- Washington is the state with the most adult children—ages 22 to 40—supported by their parents, according to a study from USA Today. With a total of 71% of parents financially supporting their adult kids, Washington ranks first for many factors. The study surveyed parents of Gen Z and Millennial adults in states with populations of 2 million or more to find out where adult children are receiving the most financial support from their parents. According to the study, parents in California, Washington, and Virginia average more than $800 per month in financial compensation for their children.
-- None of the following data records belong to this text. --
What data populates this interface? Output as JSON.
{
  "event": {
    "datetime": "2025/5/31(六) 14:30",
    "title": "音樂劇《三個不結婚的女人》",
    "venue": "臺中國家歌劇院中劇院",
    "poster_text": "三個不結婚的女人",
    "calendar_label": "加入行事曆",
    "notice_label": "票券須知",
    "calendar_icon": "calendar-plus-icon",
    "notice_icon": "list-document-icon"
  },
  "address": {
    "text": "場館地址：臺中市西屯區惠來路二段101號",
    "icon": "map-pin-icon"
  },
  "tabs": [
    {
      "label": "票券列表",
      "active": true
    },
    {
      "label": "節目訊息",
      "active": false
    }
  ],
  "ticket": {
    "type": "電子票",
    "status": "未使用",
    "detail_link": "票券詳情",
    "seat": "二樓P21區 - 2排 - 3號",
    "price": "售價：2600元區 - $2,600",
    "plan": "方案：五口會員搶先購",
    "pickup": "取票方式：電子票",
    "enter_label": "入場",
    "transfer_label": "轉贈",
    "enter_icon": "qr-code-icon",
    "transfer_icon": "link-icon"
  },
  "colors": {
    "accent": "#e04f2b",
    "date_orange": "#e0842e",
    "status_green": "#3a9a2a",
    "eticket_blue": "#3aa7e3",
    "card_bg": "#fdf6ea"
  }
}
Washington topped the charts with an average of $869.50 a month, while parents in Iowa contributed an average of $349. The study also factored in the total percentage of parents who were offering support and the variety of support offered, and Washington was in first place again. Washington parents are also the most likely to pay for family-wide entertainment subscriptions such as Netflix and Spotify. A category without Washington on top from the study was the states where parents were most likely to help pay off debt. Parents from New Jersey, Pennsylvania, and California led the category. USA Today also asked parents what age they believe their child should be financially independent. The findings varied based on state as well. In states with higher costs of living—such as New York—the study showed parents don’t expect their children to be financially independent until they’re nearly 26, while the average age in New Mexico and Nevada was just under 23. Washington was sixth on this list, with an average age of 25 when parents think their children should be on their own financially. According to a report from Redfin, 18% of millennials and 12% of Gen Zers surveyed said they believe they will never own a home. Meanwhile, baby boomers are now the generation that buys and sells the most homes in the country.